  43. l6 4 6 l1 7 l9 l5 8 l3 l2 5 9 10 3 l8 l10 2 4 5 11 6 2 1 l7 l4 11 1 3 9 10 8 7 Kd-trees l1 l3 l2 l4 l5 l7 l6 l10 l8 l9

  44. l1 2 4 5 11 6 1 3 9 10 8 7 Kd-trees. Construction 4 6 l6 7 l5 l9 l1 8 l3 l2 5 9 l3 l2 10 l10 3 l8 2 1 l7 l4 l5 l7 l6 l4 11 l10 l8 l9

  45. Z-ordering • Map points from 2-dimensions to 1-dimension. Use a B+-tree to index the 1-dimensional points • Basic assumption: Finite precision in the representation of each co-ordinate, K bits (2K values) • The address space is a square (image) and represented as a 2K x 2K array

  46. Z-ordering • Impose a linear ordering on the pixels of the image  1 dimensional problem A ZA = shuffle(xA, yA) = shuffle(“01”, “11”) 11 = 0111 = (7)10 10 ZB = shuffle(“01”, “01”) = 0011 01 00 00 01 10 11 B

  47. Z-ordering • Given a point (x, y) and the precision K find the pixel for the point and then compute the z-value • Given a set of points, use a B+-tree to index the z-values • A range (rectangular) query in 2-d is mapped to a set of ranges in 1-d

  48. Queries • Find the z-values that contained in the query and then the ranges QA QA range [4, 7] 11 QB ranges [2,3] and [8,9] 10 01 00 00 01 10 11 QB

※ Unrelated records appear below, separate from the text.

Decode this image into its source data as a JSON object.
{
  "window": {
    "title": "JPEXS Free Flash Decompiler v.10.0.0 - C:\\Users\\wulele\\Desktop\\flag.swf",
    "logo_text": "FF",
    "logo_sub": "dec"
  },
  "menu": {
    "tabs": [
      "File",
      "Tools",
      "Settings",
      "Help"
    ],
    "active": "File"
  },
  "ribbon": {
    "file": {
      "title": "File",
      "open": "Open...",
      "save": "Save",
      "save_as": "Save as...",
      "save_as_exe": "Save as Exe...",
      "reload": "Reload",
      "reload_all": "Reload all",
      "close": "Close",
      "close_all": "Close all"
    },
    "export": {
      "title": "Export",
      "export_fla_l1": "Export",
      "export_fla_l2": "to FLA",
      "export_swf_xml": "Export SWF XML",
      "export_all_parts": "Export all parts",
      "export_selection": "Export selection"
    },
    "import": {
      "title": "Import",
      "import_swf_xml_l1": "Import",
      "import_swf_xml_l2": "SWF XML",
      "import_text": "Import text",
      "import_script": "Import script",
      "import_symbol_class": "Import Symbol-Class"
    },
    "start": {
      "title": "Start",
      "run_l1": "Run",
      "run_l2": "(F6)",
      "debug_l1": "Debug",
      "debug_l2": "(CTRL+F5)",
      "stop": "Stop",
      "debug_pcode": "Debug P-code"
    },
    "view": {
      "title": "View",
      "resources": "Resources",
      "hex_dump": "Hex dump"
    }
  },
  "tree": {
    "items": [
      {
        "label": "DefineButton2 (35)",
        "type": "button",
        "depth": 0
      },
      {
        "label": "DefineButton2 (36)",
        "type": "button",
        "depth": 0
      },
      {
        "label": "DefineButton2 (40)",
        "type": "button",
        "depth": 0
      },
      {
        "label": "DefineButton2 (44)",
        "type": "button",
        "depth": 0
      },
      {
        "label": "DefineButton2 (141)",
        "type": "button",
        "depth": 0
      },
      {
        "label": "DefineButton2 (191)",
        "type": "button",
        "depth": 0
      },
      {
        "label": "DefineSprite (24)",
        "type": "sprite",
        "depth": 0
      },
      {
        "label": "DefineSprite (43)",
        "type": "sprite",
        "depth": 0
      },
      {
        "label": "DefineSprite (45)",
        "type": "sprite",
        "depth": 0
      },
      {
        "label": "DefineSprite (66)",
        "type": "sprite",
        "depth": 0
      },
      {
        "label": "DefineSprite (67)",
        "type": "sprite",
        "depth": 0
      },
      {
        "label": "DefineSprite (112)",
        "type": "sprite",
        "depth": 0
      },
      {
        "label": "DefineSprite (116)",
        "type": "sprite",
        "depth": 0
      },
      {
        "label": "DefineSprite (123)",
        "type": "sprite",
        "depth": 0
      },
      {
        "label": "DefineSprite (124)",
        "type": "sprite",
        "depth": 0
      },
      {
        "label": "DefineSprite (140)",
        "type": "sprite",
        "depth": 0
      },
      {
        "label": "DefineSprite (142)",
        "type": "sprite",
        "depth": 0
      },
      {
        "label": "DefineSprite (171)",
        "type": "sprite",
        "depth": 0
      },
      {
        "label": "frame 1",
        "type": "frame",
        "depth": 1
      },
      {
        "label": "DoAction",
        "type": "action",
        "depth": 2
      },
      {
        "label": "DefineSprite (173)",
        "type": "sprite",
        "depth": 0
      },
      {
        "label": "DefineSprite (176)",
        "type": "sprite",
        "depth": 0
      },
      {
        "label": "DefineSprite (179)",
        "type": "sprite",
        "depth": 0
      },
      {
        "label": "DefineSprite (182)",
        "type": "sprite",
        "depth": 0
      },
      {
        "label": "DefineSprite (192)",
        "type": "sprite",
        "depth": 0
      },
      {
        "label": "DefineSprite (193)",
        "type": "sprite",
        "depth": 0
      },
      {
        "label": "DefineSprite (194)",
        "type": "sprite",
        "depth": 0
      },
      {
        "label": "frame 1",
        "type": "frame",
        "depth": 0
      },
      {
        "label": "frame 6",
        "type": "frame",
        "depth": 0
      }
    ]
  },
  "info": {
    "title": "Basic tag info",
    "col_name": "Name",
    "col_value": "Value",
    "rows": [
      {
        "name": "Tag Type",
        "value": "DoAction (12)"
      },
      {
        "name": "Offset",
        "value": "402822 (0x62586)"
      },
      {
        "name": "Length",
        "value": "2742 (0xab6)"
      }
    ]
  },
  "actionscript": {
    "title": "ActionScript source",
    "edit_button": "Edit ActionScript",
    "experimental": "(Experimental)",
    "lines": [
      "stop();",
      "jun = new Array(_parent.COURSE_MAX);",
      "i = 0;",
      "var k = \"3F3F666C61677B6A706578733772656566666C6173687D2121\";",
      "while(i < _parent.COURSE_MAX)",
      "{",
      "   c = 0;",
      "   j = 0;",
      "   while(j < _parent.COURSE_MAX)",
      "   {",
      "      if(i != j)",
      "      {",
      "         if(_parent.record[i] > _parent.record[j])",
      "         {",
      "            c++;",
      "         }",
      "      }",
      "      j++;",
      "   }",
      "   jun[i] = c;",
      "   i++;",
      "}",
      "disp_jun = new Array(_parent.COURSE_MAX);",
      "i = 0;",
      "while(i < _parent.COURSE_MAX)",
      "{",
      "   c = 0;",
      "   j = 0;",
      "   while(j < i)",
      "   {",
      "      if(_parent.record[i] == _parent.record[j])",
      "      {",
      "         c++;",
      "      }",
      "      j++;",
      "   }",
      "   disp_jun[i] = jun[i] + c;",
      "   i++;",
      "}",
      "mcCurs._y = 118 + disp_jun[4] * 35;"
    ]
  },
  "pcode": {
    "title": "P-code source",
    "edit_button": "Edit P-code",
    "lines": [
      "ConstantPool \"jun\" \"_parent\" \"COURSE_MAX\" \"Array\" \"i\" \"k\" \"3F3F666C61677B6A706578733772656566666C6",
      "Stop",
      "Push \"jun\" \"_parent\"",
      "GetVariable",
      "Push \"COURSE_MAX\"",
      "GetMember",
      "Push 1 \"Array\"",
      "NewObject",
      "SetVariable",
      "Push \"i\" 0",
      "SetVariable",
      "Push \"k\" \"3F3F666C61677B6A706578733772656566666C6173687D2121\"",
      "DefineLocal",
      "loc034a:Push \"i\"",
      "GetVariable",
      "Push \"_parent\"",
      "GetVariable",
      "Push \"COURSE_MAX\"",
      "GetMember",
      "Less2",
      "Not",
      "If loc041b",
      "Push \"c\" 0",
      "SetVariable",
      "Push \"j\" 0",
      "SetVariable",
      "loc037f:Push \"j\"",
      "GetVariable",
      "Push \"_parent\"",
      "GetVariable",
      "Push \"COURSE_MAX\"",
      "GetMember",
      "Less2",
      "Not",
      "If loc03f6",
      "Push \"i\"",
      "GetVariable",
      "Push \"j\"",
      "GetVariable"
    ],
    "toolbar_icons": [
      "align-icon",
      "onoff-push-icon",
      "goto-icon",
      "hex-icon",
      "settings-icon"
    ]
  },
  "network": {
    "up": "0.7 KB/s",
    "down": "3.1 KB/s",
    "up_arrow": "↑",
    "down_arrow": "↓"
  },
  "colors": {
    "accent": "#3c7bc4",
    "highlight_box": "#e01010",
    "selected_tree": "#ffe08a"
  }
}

  49. R-trees • [Guttman 84] Main idea: allow parents to overlap! • => guaranteed 50% utilization • => easier insertion/split algorithms. • (only deal with Minimum Bounding Rectangles - MBRs)

  50. R-trees • A multi-way external memory tree • Index nodes and data (leaf) nodes • All leaf nodes appear on the same level • Every node contains between m and M entries • The root node has at least 2 entries (children)